Paula comes calling

Who’s the Gringo with the camera?

OLE FELIPE’S not really a baby person, but sometimes you gotta make allowances.

The second generation of the Mexican relatives are mostly in their 20s, so they’re breeding like hamsters.

A baby slept here last night with her mama whose name is Margarita, just like the beverage, frozen or otherwise. This kid is named Paula, and she’s about a month old.

Paula brought her mother from the state capital yesterday due to a baby shower held last night for yet another niece who’s about to deposit yet another Mexican into this world.

For a baby, Paula is remarkable. She is nice and quiet. She sleeps through the night. She minds her own business. If she poops, I have neither seen nor smelled it.

Gracias to Margarita.

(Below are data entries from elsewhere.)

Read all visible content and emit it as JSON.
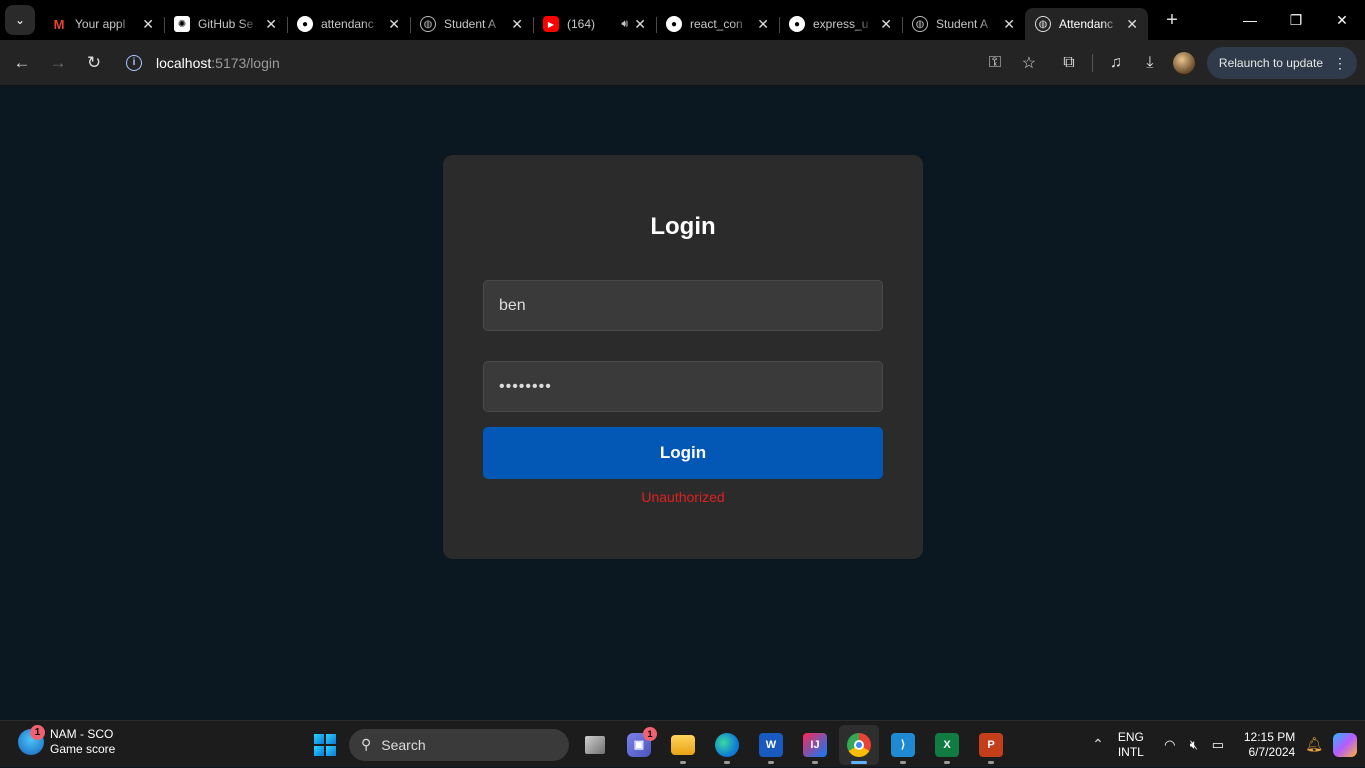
{
  "browser": {
    "tabs": [
      {
        "title": "Your appl",
        "favicon": "gmail-icon",
        "active": false,
        "audio": false
      },
      {
        "title": "GitHub Se",
        "favicon": "chatgpt-icon",
        "active": false,
        "audio": false
      },
      {
        "title": "attendanc",
        "favicon": "github-icon",
        "active": false,
        "audio": false
      },
      {
        "title": "Student A",
        "favicon": "globe-icon",
        "active": false,
        "audio": false
      },
      {
        "title": "(164)",
        "favicon": "youtube-icon",
        "active": false,
        "audio": true
      },
      {
        "title": "react_con",
        "favicon": "github-icon",
        "active": false,
        "audio": false
      },
      {
        "title": "express_u",
        "favicon": "github-icon",
        "active": false,
        "audio": false
      },
      {
        "title": "Student A",
        "favicon": "globe-icon",
        "active": false,
        "audio": false
      },
      {
        "title": "Attendanc",
        "favicon": "globe-icon",
        "active": true,
        "audio": false
      }
    ],
    "url_host": "localhost",
    "url_path": ":5173/login",
    "relaunch_label": "Relaunch to update"
  },
  "login": {
    "title": "Login",
    "username_value": "ben",
    "password_value": "benpassw",
    "button_label": "Login",
    "error_message": "Unauthorized",
    "error_color": "#e02020",
    "button_color": "#0358b5"
  },
  "taskbar": {
    "widget_title": "NAM - SCO",
    "widget_subtitle": "Game score",
    "widget_badge": "1",
    "search_label": "Search",
    "teams_badge": "1",
    "lang_line1": "ENG",
    "lang_line2": "INTL",
    "time": "12:15 PM",
    "date": "6/7/2024"
  }
}
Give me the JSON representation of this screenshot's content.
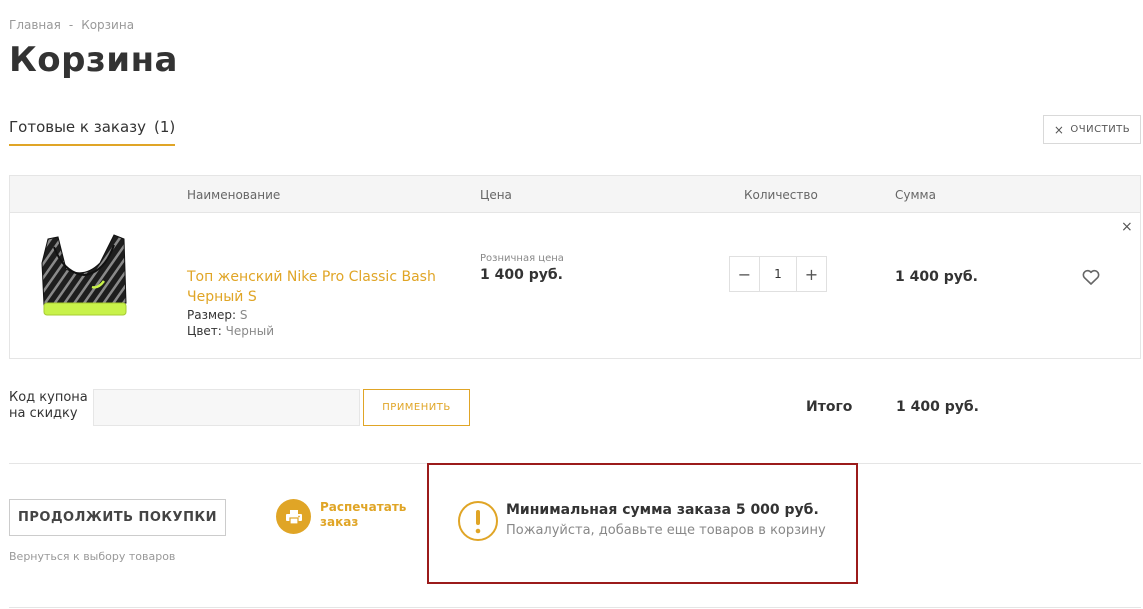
{
  "breadcrumb": {
    "home": "Главная",
    "separator": "-",
    "current": "Корзина"
  },
  "page": {
    "title": "Корзина"
  },
  "tabs": {
    "ready_label": "Готовые к заказу",
    "ready_count": "(1)"
  },
  "toolbar": {
    "clear_label": "ОЧИСТИТЬ",
    "clear_icon": "×"
  },
  "table": {
    "headers": {
      "name": "Наименование",
      "price": "Цена",
      "quantity": "Количество",
      "sum": "Сумма"
    }
  },
  "item": {
    "name": "Топ женский Nike Pro Classic Bash Черный S",
    "size_label": "Размер:",
    "size_value": "S",
    "color_label": "Цвет:",
    "color_value": "Черный",
    "price_label": "Розничная цена",
    "price": "1 400 руб.",
    "quantity": "1",
    "sum": "1 400 руб.",
    "minus": "−",
    "plus": "+",
    "remove": "×"
  },
  "coupon": {
    "label": "Код купона на скидку",
    "value": "",
    "apply_label": "ПРИМЕНИТЬ"
  },
  "total": {
    "label": "Итого",
    "value": "1 400 руб."
  },
  "actions": {
    "continue_label": "ПРОДОЛЖИТЬ ПОКУПКИ",
    "back_link": "Вернуться к выбору товаров",
    "print_label": "Распечатать заказ"
  },
  "notice": {
    "title": "Минимальная сумма заказа 5 000 руб.",
    "text": "Пожалуйста, добавьте еще товаров в корзину"
  },
  "colors": {
    "accent": "#e0a526",
    "alert_border": "#9b1b1b",
    "text": "#333333",
    "muted": "#888888"
  }
}
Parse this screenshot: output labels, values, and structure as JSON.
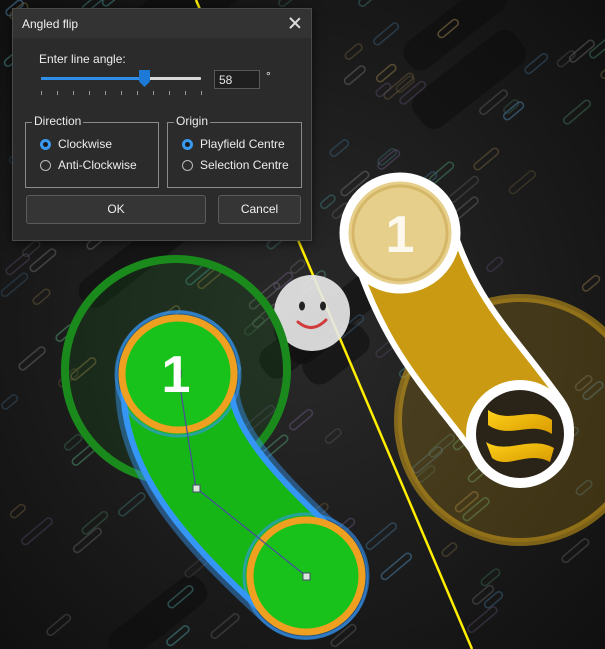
{
  "dialog": {
    "title": "Angled flip",
    "angle_label": "Enter line angle:",
    "slider": {
      "value": 58,
      "min": 0,
      "max": 90
    },
    "angle_value": "58",
    "degree_symbol": "°",
    "direction": {
      "title": "Direction",
      "options": [
        {
          "label": "Clockwise",
          "selected": true
        },
        {
          "label": "Anti-Clockwise",
          "selected": false
        }
      ]
    },
    "origin": {
      "title": "Origin",
      "options": [
        {
          "label": "Playfield Centre",
          "selected": true
        },
        {
          "label": "Selection Centre",
          "selected": false
        }
      ]
    },
    "ok_label": "OK",
    "cancel_label": "Cancel"
  },
  "playfield": {
    "selected_slider_number": "1",
    "flipped_slider_number": "1",
    "colors": {
      "selected_fill": "#18c21a",
      "selected_border": "#f0a020",
      "selection_outline": "#3596f5",
      "flipped_fill": "#e2b321",
      "flip_line": "#ffee00"
    }
  }
}
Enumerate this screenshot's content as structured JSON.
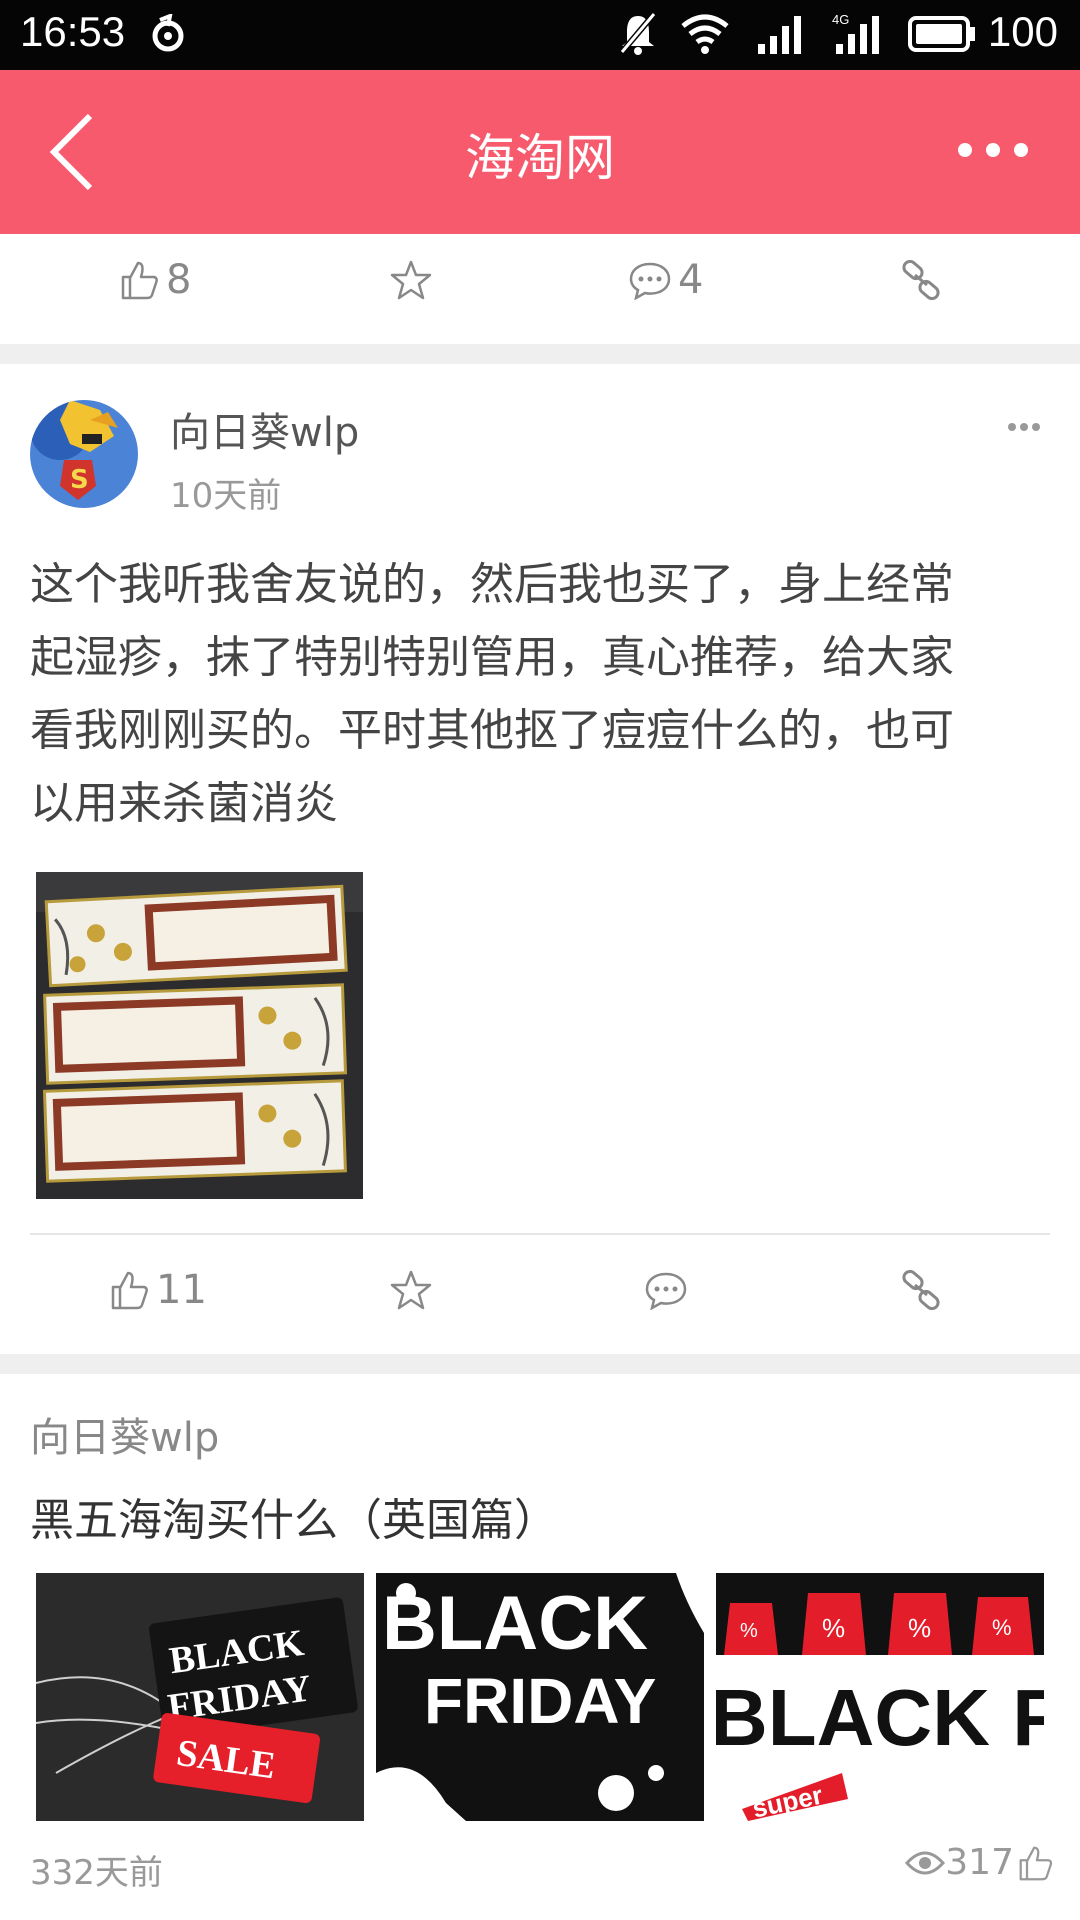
{
  "status_bar": {
    "time": "16:53",
    "battery": "100",
    "network": "4G"
  },
  "app_bar": {
    "title": "海淘网"
  },
  "top_actions": {
    "like_count": "8",
    "comment_count": "4"
  },
  "post": {
    "author": "向日葵wlp",
    "time": "10天前",
    "text_lines": [
      "这个我听我舍友说的，然后我也买了，身上经常",
      "起湿疹，抹了特别特别管用，真心推荐，给大家",
      "看我刚刚买的。平时其他抠了痘痘什么的，也可",
      "以用来杀菌消炎"
    ],
    "like_count": "11"
  },
  "recommendation": {
    "author": "向日葵wlp",
    "title": "黑五海淘买什么（英国篇）",
    "images": [
      {
        "line1": "BLACK",
        "line2": "FRIDAY",
        "tag": "SALE"
      },
      {
        "line1": "BLACK",
        "line2": "FRIDAY"
      },
      {
        "line1": "BLACK FRI",
        "tag": "super",
        "badges": [
          "%",
          "%",
          "%",
          "%"
        ]
      }
    ],
    "time": "332天前",
    "views": "317"
  },
  "colors": {
    "accent": "#f75a6d",
    "status_bar": "#050505",
    "separator": "#efefef"
  },
  "icons": [
    "back-icon",
    "more-icon",
    "thumb-up-icon",
    "star-icon",
    "comment-icon",
    "link-icon",
    "eye-icon"
  ]
}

I scratched Paula’s head occasionally so she knows she’s not alone in the world. She held my finger.

Paula doesn’t howl. She doesn’t barf. She meditates.  If she keeps up the superlative behavior, she can visit again.

When she starts walking, we’ll have to renegotiate. Ambulatory humans below the age of 7 are nuisances.

But I own rope.

The old cholo


IT WAS PRETTY cold downtown the other day, but more than anything it was windy, which made it seem colder still.

Your never-humble correspondent struck a pose to share because I’m a sharing sort of fellow.

Sometimes it’s good to get personal.

People who live above the Rio Bravo tend to think that Mexico is about beaches, sun, margaritas, rayon shirts and Bermuda shorts, but it’s like that only in some places.

And those are not good places to live, just to visit.

This, plus a couple more, were added to my photo exhibit.

2-fer sunrises


JUST MINUTES after posting yesterday’s praise of oxygen and stars, roundabouts 7 a.m., I looked out the window behind the computer screen and saw this, so I snapped a photo.

I think it’s the first sunrise (or sunset) shot to appear here in years. Normally, I leave such fluff to other folks who live in Mexico — sunrises and beaches and margaritas and parades and crocodiles and “such nice people.”

What’s notable about this photo — to me at least, not you — is that the sun is clearly moving into the Southern Hemisphere, setting us up for winter. That is not the mountain the sun prefers for rising in June.

The best month of the year, November, is winding down, and December lurks around the corner. December is unpredictable. It can be like lovely November, but it can also be early winter. You never know.

A visitor to the mountaintop from South Dakota asked me recently if it freezes here in winter. The answer is yes, but not every year. Most years it does, but only overnight. By afternoon, it’s in the 70s.

Generally, it’s a real swell place to live.

New Image

So you get your Moon money’s worth, here’s the last sunrise photo from years ago.


And to illustrate Hacienda life on winter mornings, here I am in the kitchen in some far January or February, trying to defrost myself with a hot cafecito while facing a sun-lit window. My wife knitted that wool scarf.